ASSIGNMENT: Make an exact copy of all the entries below, with the pictures left out.

##########

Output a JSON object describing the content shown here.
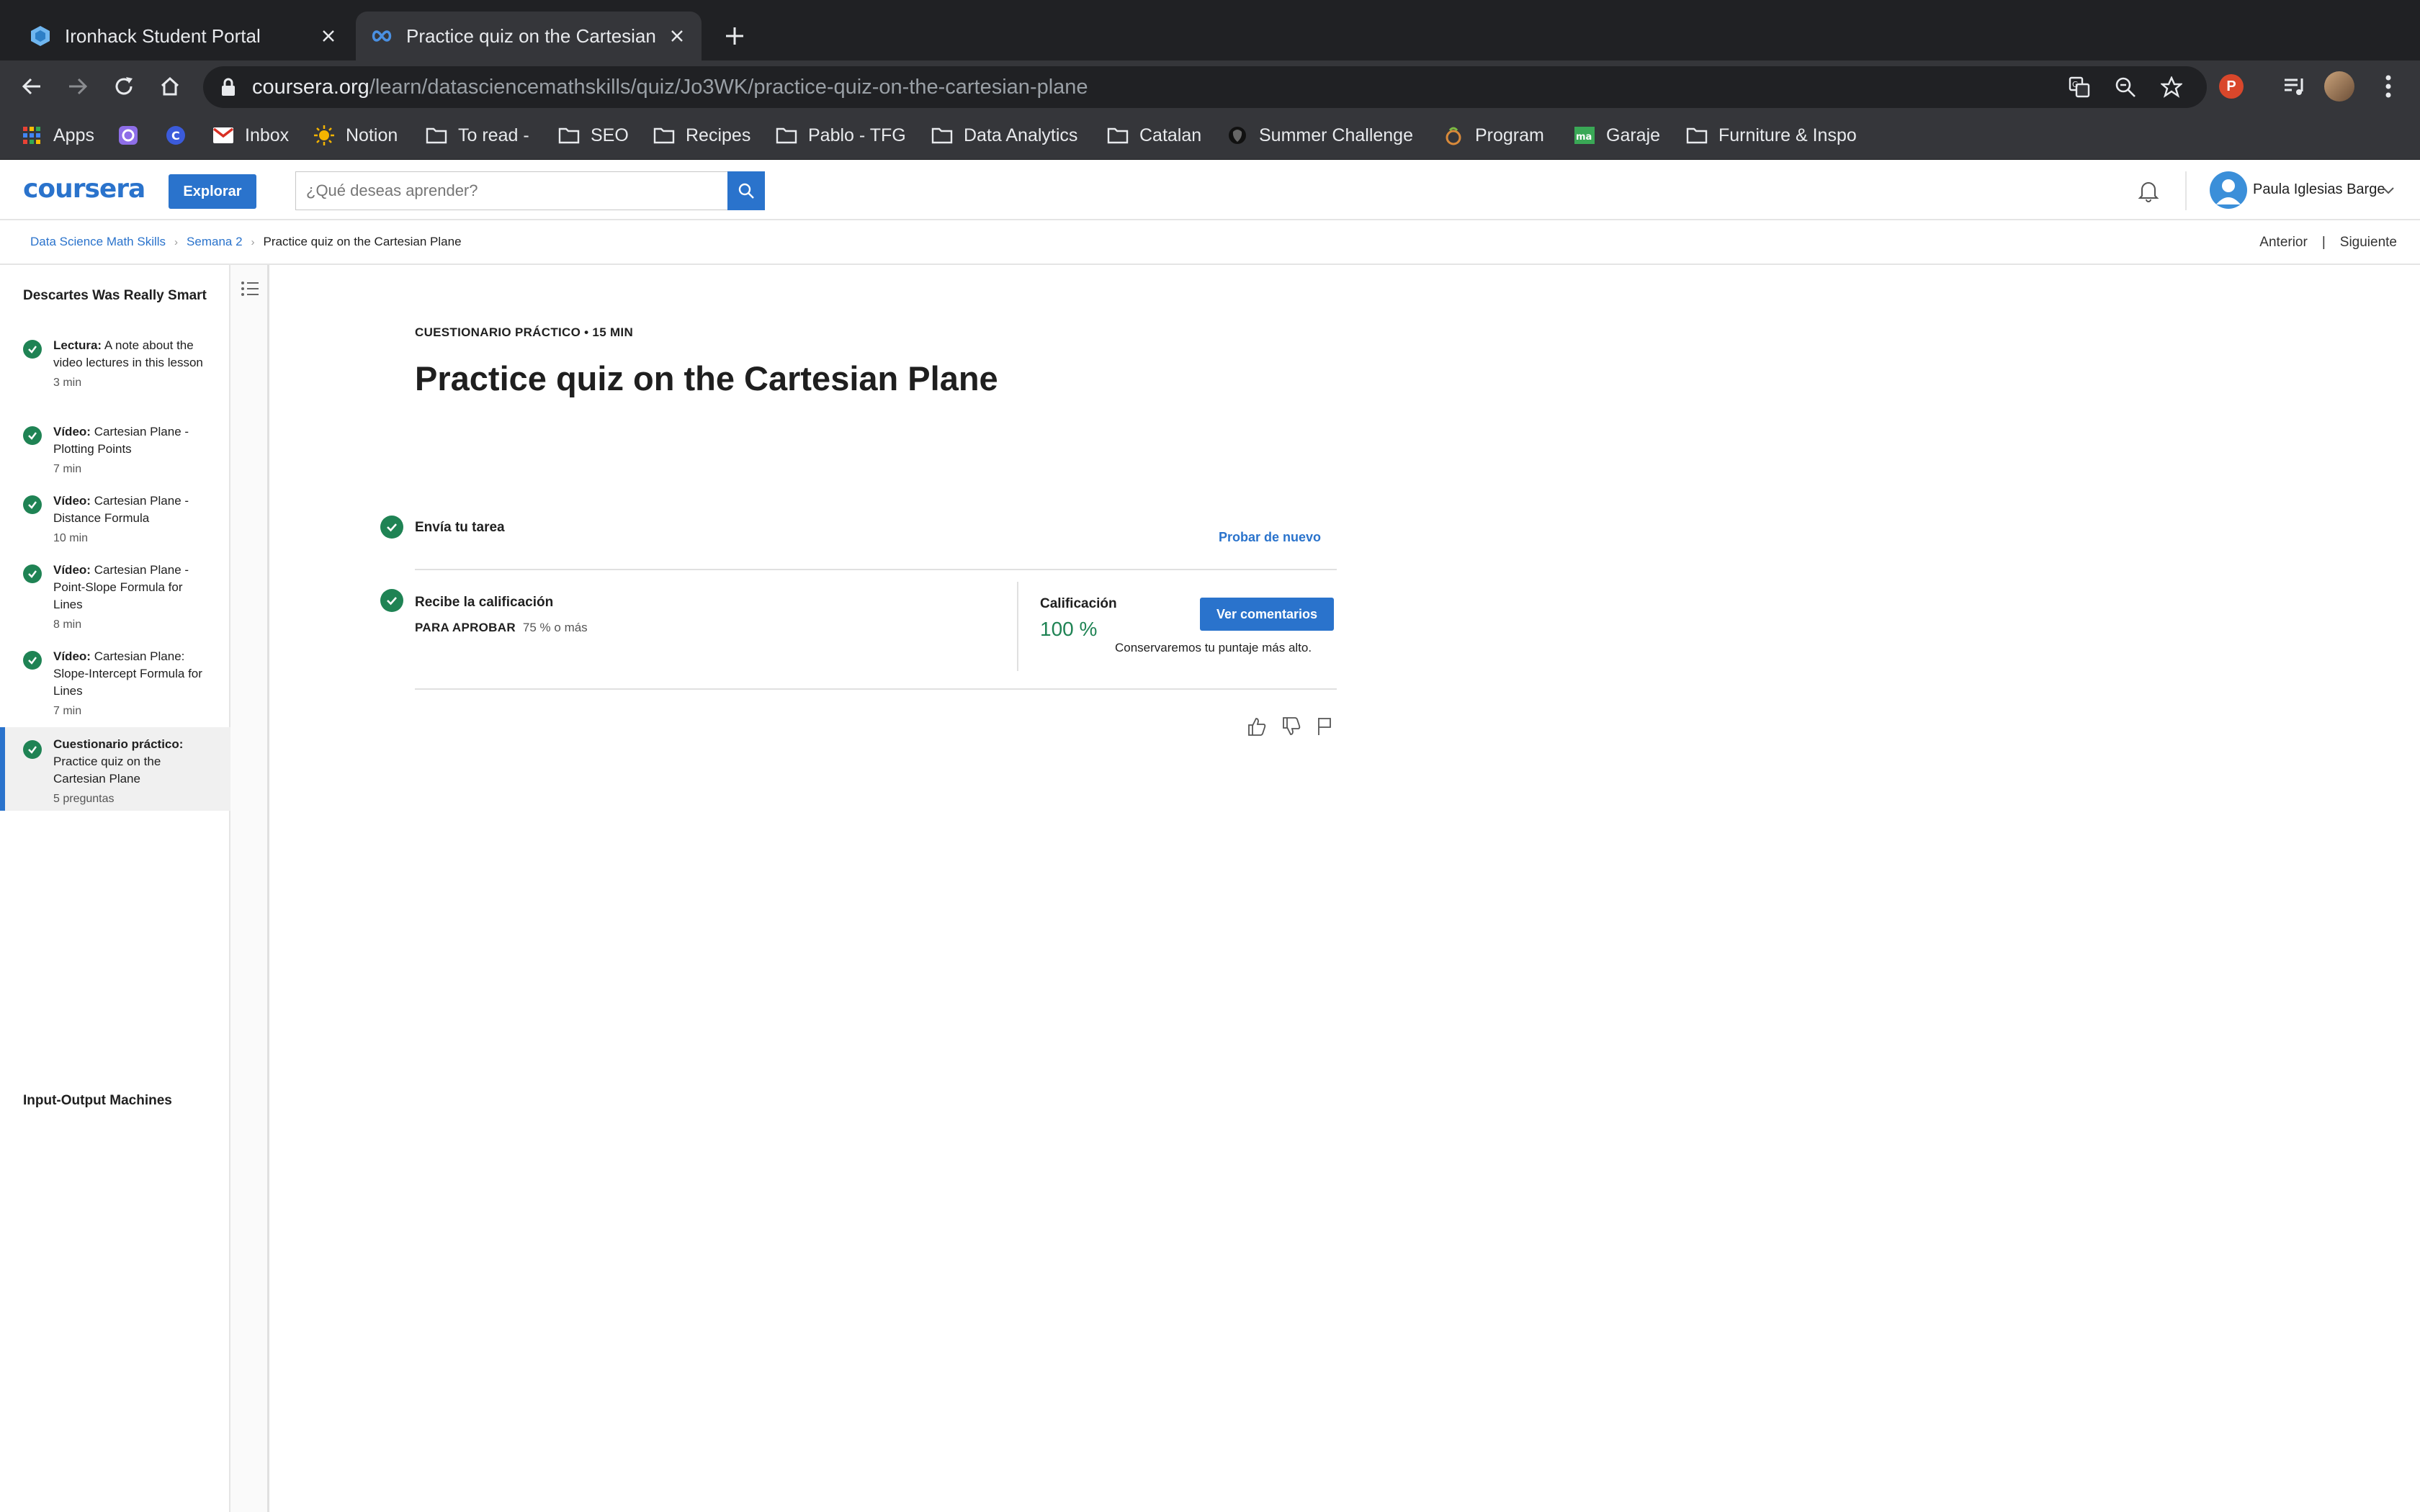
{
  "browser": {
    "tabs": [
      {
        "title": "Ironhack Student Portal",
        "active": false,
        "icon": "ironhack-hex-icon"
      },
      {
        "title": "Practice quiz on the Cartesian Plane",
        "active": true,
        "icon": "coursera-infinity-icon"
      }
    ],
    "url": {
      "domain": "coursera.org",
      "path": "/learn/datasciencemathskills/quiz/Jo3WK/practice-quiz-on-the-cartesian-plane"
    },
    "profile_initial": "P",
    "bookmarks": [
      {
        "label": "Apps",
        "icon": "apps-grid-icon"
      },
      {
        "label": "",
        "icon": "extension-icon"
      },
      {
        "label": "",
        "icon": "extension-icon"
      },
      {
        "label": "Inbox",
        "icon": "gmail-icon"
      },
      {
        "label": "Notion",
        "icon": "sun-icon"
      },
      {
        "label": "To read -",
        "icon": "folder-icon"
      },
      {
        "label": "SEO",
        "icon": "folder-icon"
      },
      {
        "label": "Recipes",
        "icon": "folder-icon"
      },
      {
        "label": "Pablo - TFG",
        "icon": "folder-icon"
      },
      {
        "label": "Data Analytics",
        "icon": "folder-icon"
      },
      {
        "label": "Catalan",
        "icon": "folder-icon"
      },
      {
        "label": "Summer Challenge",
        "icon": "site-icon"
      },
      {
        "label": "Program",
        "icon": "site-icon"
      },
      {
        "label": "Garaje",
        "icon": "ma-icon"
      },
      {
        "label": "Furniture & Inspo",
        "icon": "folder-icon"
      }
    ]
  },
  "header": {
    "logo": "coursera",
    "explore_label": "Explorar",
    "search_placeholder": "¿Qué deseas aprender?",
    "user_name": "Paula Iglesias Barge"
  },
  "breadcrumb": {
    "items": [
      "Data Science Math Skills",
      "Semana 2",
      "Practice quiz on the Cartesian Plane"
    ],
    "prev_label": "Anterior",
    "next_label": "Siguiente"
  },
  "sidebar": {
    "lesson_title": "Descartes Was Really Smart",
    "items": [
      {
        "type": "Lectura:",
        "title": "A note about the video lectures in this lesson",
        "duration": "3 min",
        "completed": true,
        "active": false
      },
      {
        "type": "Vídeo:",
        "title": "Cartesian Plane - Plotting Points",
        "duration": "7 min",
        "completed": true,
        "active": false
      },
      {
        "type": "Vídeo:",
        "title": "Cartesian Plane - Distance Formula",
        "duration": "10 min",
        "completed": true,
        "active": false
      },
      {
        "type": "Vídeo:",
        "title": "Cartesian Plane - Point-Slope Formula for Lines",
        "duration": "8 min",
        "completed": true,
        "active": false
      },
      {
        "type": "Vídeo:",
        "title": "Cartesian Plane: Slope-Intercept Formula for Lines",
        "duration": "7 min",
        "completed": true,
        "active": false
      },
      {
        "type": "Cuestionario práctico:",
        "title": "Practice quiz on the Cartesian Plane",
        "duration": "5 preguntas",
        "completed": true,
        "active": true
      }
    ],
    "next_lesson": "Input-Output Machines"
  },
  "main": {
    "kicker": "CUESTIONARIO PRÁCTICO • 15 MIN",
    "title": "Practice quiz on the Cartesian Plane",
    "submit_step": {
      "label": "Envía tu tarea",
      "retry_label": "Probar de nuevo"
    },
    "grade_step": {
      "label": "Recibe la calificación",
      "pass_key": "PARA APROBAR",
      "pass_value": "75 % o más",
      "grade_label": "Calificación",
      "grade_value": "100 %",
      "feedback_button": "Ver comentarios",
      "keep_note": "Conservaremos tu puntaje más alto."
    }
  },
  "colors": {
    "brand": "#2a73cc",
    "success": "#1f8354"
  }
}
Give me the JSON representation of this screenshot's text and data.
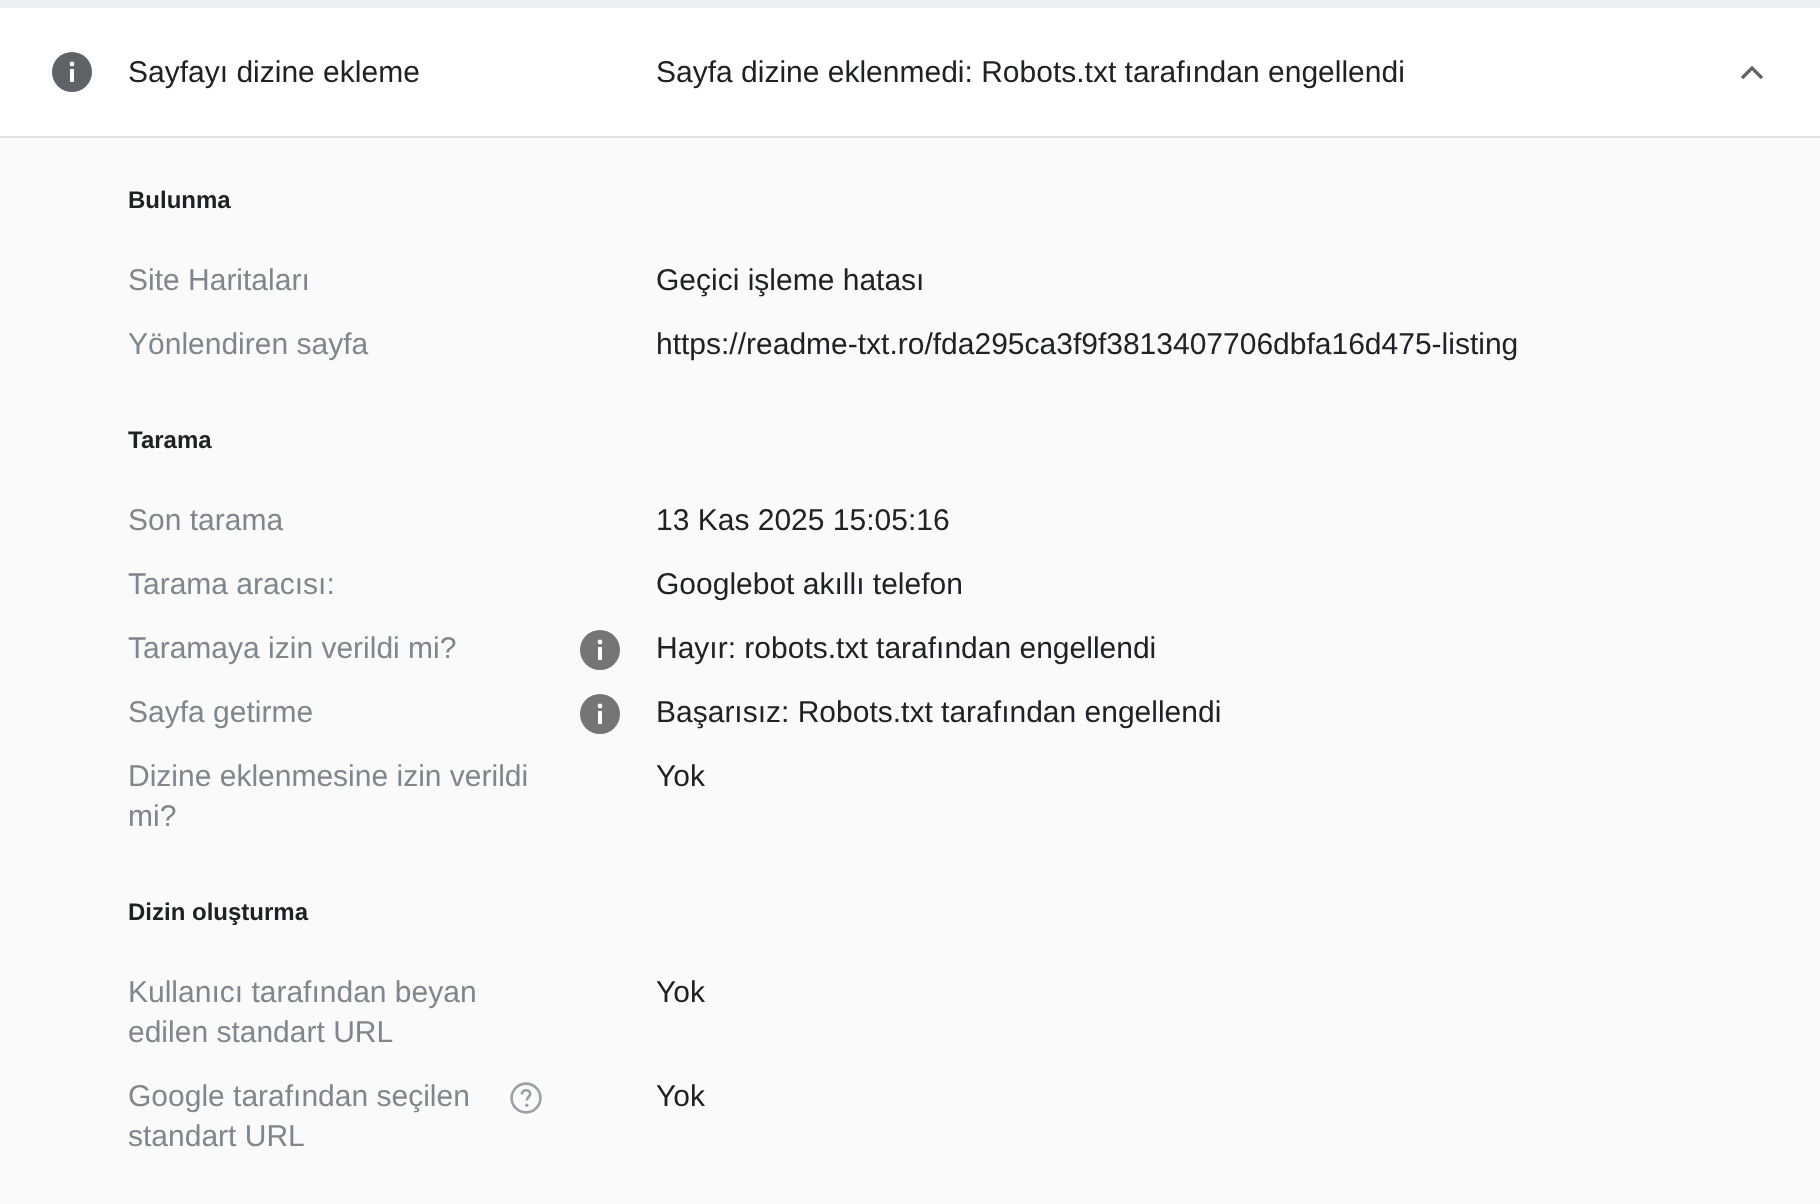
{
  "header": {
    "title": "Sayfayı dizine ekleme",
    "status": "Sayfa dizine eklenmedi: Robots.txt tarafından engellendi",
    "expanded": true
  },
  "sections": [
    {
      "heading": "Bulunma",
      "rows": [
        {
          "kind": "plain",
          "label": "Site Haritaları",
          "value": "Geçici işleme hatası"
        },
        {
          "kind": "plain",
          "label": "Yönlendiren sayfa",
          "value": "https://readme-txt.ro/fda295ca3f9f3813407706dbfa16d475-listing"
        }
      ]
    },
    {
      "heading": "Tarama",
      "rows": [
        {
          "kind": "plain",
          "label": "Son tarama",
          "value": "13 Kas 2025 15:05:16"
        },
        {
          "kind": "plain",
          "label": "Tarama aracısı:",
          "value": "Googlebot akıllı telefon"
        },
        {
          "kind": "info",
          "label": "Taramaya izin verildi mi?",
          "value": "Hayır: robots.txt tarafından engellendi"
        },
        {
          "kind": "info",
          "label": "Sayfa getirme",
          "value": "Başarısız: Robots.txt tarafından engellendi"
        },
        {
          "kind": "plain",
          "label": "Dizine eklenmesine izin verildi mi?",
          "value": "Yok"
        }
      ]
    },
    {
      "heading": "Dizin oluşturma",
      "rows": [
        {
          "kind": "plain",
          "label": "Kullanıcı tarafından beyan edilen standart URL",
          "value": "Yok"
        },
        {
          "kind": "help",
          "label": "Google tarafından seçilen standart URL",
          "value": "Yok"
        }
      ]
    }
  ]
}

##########

WRITTEN SOLUTION:
Output a JSON object describing the content shown here.
{
  "browser": {
    "tabs": [
      {
        "title": "Ironhack Student Portal",
        "active": false,
        "icon": "ironhack-hex-icon"
      },
      {
        "title": "Practice quiz on the Cartesian Plane",
        "active": true,
        "icon": "coursera-infinity-icon"
      }
    ],
    "url": {
      "domain": "coursera.org",
      "path": "/learn/datasciencemathskills/quiz/Jo3WK/practice-quiz-on-the-cartesian-plane"
    },
    "profile_initial": "P",
    "bookmarks": [
      {
        "label": "Apps",
        "icon": "apps-grid-icon"
      },
      {
        "label": "",
        "icon": "extension-icon"
      },
      {
        "label": "",
        "icon": "extension-icon"
      },
      {
        "label": "Inbox",
        "icon": "gmail-icon"
      },
      {
        "label": "Notion",
        "icon": "sun-icon"
      },
      {
        "label": "To read -",
        "icon": "folder-icon"
      },
      {
        "label": "SEO",
        "icon": "folder-icon"
      },
      {
        "label": "Recipes",
        "icon": "folder-icon"
      },
      {
        "label": "Pablo - TFG",
        "icon": "folder-icon"
      },
      {
        "label": "Data Analytics",
        "icon": "folder-icon"
      },
      {
        "label": "Catalan",
        "icon": "folder-icon"
      },
      {
        "label": "Summer Challenge",
        "icon": "site-icon"
      },
      {
        "label": "Program",
        "icon": "site-icon"
      },
      {
        "label": "Garaje",
        "icon": "ma-icon"
      },
      {
        "label": "Furniture & Inspo",
        "icon": "folder-icon"
      }
    ]
  },
  "header": {
    "logo": "coursera",
    "explore_label": "Explorar",
    "search_placeholder": "¿Qué deseas aprender?",
    "user_name": "Paula Iglesias Barge"
  },
  "breadcrumb": {
    "items": [
      "Data Science Math Skills",
      "Semana 2",
      "Practice quiz on the Cartesian Plane"
    ],
    "prev_label": "Anterior",
    "next_label": "Siguiente"
  },
  "sidebar": {
    "lesson_title": "Descartes Was Really Smart",
    "items": [
      {
        "type": "Lectura:",
        "title": "A note about the video lectures in this lesson",
        "duration": "3 min",
        "completed": true,
        "active": false
      },
      {
        "type": "Vídeo:",
        "title": "Cartesian Plane - Plotting Points",
        "duration": "7 min",
        "completed": true,
        "active": false
      },
      {
        "type": "Vídeo:",
        "title": "Cartesian Plane - Distance Formula",
        "duration": "10 min",
        "completed": true,
        "active": false
      },
      {
        "type": "Vídeo:",
        "title": "Cartesian Plane - Point-Slope Formula for Lines",
        "duration": "8 min",
        "completed": true,
        "active": false
      },
      {
        "type": "Vídeo:",
        "title": "Cartesian Plane: Slope-Intercept Formula for Lines",
        "duration": "7 min",
        "completed": true,
        "active": false
      },
      {
        "type": "Cuestionario práctico:",
        "title": "Practice quiz on the Cartesian Plane",
        "duration": "5 preguntas",
        "completed": true,
        "active": true
      }
    ],
    "next_lesson": "Input-Output Machines"
  },
  "main": {
    "kicker": "CUESTIONARIO PRÁCTICO • 15 MIN",
    "title": "Practice quiz on the Cartesian Plane",
    "submit_step": {
      "label": "Envía tu tarea",
      "retry_label": "Probar de nuevo"
    },
    "grade_step": {
      "label": "Recibe la calificación",
      "pass_key": "PARA APROBAR",
      "pass_value": "75 % o más",
      "grade_label": "Calificación",
      "grade_value": "100 %",
      "feedback_button": "Ver comentarios",
      "keep_note": "Conservaremos tu puntaje más alto."
    }
  },
  "colors": {
    "brand": "#2a73cc",
    "success": "#1f8354"
  }
}
Give me the JSON representation of this screenshot's text and data.
{
  "header": {
    "title": "Sayfayı dizine ekleme",
    "status": "Sayfa dizine eklenmedi: Robots.txt tarafından engellendi",
    "expanded": true
  },
  "sections": [
    {
      "heading": "Bulunma",
      "rows": [
        {
          "kind": "plain",
          "label": "Site Haritaları",
          "value": "Geçici işleme hatası"
        },
        {
          "kind": "plain",
          "label": "Yönlendiren sayfa",
          "value": "https://readme-txt.ro/fda295ca3f9f3813407706dbfa16d475-listing"
        }
      ]
    },
    {
      "heading": "Tarama",
      "rows": [
        {
          "kind": "plain",
          "label": "Son tarama",
          "value": "13 Kas 2025 15:05:16"
        },
        {
          "kind": "plain",
          "label": "Tarama aracısı:",
          "value": "Googlebot akıllı telefon"
        },
        {
          "kind": "info",
          "label": "Taramaya izin verildi mi?",
          "value": "Hayır: robots.txt tarafından engellendi"
        },
        {
          "kind": "info",
          "label": "Sayfa getirme",
          "value": "Başarısız: Robots.txt tarafından engellendi"
        },
        {
          "kind": "plain",
          "label": "Dizine eklenmesine izin verildi mi?",
          "value": "Yok"
        }
      ]
    },
    {
      "heading": "Dizin oluşturma",
      "rows": [
        {
          "kind": "plain",
          "label": "Kullanıcı tarafından beyan edilen standart URL",
          "value": "Yok"
        },
        {
          "kind": "help",
          "label": "Google tarafından seçilen standart URL",
          "value": "Yok"
        }
      ]
    }
  ]
}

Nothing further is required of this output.